PVP is a constant war of objectives – an endless battle for control of Cyrodiil where players attempt to take keeps and push for control of territory. I have to admit I enjoyed the healer role in ESO and, appropriately geared and with the right skills, felt I could in fact swing the balance in many of the keep battles. The groups and the battles are spontaneous and exciting.
Subscription to ESO is optional but a subscribed player gets access to all DLC content and this reflects a generosity of spirit from the developers. In an industry succumbing to greed it offers a system where players by subscription invest in the game and are rewarded for that investment by gaining early and ongoing access to expansions as they are released.
All in all ESO is a strong title and has it’s roots buried deep in what I consider true MMO so if you are looking for a new MMO that brings back the nostalgia of massively multiplayer it will give you what you’re looking for.
For us more solitary gamers? You can in fact play the majority of this game solo but isn’t this in itself reason to return to Skyrim?
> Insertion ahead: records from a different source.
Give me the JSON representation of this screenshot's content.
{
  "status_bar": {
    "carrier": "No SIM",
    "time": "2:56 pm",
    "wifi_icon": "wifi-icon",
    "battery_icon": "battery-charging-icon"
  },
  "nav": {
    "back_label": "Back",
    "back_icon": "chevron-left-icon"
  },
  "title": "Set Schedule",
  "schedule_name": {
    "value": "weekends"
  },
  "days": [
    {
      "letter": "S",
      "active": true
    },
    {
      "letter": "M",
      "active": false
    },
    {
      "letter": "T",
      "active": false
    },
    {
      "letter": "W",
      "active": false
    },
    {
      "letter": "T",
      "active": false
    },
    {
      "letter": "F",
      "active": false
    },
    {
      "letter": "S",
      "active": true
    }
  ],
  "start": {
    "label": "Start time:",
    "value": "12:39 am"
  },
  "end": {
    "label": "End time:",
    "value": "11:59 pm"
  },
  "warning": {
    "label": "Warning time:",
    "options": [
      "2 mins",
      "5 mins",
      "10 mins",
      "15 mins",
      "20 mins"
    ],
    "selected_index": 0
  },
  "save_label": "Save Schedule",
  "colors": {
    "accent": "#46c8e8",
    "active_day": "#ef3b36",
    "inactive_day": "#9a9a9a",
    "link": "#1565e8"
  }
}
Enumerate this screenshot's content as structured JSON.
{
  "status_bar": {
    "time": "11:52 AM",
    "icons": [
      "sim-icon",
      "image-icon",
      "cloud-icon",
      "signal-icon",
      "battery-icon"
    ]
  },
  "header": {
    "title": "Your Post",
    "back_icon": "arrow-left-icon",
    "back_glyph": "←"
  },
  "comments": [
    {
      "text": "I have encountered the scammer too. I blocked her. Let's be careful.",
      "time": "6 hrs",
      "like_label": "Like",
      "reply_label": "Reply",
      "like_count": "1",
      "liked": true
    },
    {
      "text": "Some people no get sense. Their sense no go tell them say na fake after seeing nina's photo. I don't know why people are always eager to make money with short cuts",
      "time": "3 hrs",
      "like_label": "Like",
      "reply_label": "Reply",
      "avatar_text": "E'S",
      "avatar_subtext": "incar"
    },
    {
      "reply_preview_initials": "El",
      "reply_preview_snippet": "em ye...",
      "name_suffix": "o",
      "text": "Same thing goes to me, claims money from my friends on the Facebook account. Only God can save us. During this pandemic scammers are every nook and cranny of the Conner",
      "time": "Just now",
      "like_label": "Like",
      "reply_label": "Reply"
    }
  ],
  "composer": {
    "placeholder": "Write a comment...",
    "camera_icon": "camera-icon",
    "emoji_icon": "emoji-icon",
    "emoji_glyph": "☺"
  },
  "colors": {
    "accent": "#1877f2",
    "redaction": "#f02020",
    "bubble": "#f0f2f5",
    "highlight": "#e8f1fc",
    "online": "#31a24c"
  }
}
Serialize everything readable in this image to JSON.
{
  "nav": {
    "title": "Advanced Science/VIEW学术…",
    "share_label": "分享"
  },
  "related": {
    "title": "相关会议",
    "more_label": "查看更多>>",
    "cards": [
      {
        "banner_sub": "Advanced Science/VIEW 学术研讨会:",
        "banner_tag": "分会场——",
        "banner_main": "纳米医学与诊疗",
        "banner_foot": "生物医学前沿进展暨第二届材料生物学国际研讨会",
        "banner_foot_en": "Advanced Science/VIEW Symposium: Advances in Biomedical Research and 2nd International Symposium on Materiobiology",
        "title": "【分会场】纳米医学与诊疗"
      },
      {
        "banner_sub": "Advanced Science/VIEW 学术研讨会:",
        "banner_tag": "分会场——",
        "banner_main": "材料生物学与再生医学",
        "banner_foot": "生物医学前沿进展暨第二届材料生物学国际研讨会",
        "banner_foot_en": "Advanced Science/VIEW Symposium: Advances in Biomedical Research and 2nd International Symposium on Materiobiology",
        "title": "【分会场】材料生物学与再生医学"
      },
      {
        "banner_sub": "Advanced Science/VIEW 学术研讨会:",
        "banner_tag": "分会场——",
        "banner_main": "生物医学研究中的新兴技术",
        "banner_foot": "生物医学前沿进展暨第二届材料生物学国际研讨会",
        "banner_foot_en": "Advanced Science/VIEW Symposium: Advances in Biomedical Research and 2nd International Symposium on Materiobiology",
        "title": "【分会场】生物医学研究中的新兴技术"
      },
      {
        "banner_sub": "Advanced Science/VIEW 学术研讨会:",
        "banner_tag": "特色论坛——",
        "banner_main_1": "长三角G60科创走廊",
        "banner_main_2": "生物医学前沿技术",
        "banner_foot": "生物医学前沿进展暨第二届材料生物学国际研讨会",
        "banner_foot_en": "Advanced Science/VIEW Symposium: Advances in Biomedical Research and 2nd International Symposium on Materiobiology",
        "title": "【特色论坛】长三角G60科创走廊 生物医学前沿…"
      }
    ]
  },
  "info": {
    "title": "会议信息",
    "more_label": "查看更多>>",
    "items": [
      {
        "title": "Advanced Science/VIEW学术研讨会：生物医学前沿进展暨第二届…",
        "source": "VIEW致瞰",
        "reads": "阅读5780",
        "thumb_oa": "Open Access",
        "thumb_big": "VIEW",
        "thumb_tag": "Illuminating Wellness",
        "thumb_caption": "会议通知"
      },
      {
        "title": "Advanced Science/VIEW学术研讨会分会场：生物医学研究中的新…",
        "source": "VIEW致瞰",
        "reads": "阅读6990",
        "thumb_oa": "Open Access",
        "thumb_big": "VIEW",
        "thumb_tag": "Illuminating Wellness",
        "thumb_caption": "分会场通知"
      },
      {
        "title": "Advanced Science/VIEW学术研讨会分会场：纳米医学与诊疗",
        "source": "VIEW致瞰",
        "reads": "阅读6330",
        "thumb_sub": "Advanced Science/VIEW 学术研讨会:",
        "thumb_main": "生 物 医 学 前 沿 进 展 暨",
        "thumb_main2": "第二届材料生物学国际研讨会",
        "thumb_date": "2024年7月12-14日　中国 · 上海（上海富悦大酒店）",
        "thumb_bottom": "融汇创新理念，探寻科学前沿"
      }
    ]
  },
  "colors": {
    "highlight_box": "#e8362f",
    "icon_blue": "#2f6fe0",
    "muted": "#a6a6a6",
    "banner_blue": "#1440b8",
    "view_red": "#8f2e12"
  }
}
The moment you step into ESO the rich colours and overload of incoming information tell you immediately that this is not the Elder Scrolls you know.
Pros: Visually striking, strong MMO economy
Cons: It’s just not Bethesda’s Tamriel
Pros: Interesting guild system
Cons: Linear skill trees, hard to find groups, rundimentary UI
Pros: Characters have own save trees
Cons: Often frustrating companion AI
Pros: Good diversity in quests
Cons: Some quests repeat across all factions, linear quest progression
Pros: Vibrant graphics